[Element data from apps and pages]
____________

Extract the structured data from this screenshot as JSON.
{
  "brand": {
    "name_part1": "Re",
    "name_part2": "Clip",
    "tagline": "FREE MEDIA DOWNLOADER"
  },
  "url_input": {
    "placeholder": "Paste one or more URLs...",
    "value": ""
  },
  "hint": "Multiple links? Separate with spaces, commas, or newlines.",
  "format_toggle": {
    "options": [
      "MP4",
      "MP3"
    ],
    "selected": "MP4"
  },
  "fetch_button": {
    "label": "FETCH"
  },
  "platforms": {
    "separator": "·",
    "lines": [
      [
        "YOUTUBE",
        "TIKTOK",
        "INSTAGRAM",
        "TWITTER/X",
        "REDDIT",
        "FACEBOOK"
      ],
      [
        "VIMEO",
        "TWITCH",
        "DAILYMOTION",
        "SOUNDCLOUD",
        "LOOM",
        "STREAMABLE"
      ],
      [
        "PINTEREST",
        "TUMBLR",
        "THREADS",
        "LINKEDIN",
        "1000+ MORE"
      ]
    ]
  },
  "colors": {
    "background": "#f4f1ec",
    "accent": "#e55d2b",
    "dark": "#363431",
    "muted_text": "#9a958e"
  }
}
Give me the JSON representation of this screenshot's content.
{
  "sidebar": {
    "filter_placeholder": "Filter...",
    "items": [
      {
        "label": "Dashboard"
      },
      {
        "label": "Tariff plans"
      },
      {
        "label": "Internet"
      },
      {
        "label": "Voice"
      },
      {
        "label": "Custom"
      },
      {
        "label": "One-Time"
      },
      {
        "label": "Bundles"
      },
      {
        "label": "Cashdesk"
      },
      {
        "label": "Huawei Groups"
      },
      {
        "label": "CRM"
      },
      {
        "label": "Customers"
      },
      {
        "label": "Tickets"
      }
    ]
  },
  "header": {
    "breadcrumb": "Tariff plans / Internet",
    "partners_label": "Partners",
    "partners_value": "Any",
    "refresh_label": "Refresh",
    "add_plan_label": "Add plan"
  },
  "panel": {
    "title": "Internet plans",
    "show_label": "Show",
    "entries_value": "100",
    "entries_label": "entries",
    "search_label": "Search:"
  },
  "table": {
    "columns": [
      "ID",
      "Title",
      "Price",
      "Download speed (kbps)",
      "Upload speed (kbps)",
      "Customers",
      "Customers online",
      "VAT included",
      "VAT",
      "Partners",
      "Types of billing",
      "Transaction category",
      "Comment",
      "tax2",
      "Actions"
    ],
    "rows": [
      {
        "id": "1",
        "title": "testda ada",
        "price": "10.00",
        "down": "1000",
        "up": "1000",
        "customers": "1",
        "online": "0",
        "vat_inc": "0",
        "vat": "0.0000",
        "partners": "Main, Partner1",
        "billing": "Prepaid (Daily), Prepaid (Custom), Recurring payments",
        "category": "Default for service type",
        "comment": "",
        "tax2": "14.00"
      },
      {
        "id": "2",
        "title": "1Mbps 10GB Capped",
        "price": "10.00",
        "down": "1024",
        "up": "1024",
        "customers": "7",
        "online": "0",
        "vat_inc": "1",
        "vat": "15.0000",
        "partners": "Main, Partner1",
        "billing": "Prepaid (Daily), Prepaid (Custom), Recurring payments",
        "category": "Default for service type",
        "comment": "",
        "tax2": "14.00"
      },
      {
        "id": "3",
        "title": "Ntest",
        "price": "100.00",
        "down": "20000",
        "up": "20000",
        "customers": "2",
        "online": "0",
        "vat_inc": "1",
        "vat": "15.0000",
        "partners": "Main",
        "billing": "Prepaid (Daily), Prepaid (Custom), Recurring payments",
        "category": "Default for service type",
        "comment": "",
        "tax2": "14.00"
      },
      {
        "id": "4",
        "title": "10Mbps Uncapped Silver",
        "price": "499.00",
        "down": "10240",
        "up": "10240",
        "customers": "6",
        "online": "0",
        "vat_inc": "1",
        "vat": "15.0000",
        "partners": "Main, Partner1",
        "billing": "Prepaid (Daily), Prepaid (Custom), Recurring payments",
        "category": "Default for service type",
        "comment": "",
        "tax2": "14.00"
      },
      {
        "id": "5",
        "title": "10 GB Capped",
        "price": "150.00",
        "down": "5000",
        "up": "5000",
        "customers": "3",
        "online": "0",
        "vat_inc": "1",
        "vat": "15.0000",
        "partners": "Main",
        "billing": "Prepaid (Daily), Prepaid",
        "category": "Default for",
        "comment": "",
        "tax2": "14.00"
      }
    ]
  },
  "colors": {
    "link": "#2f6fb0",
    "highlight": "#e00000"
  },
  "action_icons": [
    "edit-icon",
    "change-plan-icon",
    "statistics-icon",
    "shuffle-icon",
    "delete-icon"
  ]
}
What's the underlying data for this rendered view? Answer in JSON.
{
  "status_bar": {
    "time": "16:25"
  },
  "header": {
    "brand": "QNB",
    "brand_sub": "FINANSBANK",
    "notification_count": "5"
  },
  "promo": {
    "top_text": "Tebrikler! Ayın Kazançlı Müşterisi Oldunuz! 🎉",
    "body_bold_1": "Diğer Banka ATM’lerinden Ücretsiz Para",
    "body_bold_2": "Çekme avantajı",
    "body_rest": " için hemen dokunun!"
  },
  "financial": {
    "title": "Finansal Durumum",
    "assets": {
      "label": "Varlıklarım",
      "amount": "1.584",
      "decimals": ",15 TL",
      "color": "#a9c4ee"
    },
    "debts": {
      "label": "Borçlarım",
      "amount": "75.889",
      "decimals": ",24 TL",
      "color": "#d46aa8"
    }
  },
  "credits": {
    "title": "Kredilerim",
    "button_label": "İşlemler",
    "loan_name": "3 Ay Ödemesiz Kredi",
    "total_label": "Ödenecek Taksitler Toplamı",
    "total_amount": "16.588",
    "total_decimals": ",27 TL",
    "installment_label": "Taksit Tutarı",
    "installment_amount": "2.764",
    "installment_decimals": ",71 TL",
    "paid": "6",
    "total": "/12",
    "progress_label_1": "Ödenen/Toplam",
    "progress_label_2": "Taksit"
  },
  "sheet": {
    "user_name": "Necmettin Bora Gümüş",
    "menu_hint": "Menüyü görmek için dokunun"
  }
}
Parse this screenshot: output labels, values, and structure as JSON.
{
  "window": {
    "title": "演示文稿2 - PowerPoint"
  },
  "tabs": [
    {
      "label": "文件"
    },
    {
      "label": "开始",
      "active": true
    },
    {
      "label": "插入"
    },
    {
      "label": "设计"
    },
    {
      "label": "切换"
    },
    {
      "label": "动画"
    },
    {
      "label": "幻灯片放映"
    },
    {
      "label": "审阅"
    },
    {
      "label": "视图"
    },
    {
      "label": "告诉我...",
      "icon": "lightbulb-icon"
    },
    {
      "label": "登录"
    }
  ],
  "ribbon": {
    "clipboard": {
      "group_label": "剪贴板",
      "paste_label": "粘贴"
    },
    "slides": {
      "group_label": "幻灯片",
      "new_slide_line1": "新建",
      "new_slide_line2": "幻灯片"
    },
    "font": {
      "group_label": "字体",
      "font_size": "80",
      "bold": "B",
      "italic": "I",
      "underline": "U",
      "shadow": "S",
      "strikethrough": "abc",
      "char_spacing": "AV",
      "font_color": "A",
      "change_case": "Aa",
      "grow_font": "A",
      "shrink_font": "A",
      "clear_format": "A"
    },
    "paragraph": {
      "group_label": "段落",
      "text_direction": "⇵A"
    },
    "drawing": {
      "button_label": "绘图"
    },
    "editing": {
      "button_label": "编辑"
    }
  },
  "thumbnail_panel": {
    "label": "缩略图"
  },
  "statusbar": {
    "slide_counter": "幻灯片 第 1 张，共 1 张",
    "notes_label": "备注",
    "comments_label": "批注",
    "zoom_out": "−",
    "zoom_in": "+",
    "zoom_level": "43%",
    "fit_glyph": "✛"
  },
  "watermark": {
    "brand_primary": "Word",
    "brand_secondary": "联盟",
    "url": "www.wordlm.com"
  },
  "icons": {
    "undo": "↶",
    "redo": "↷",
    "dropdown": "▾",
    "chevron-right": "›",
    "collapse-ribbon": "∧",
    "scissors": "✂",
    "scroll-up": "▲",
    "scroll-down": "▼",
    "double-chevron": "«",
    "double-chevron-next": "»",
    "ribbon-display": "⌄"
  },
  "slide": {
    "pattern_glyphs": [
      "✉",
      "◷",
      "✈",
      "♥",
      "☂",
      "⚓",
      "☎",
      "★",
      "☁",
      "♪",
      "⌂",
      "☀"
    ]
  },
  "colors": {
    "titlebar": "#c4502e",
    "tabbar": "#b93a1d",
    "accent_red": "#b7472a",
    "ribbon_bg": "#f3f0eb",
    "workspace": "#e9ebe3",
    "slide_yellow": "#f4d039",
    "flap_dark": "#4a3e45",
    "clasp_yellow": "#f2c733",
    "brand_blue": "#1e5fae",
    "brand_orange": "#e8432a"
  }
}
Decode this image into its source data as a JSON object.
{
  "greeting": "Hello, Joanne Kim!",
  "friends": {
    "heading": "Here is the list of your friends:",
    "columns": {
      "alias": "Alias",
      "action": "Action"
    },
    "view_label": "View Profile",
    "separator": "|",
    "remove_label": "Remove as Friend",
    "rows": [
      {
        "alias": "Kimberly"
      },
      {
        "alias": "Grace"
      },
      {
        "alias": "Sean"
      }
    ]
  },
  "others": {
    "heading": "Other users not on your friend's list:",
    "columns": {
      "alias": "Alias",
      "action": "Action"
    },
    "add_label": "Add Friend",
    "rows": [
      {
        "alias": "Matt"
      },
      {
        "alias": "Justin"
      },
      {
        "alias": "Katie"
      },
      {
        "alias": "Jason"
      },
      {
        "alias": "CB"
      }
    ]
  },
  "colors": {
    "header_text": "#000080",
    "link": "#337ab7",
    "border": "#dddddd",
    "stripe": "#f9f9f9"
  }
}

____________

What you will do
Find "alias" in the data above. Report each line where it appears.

Exercise output
      "alias": "Alias",
        "alias": "Kimberly"
        "alias": "Grace"
        "alias": "Sean"
      "alias": "Alias",
        "alias": "Matt"
        "alias": "Justin"
        "alias": "Katie"
        "alias": "Jason"
        "alias": "CB"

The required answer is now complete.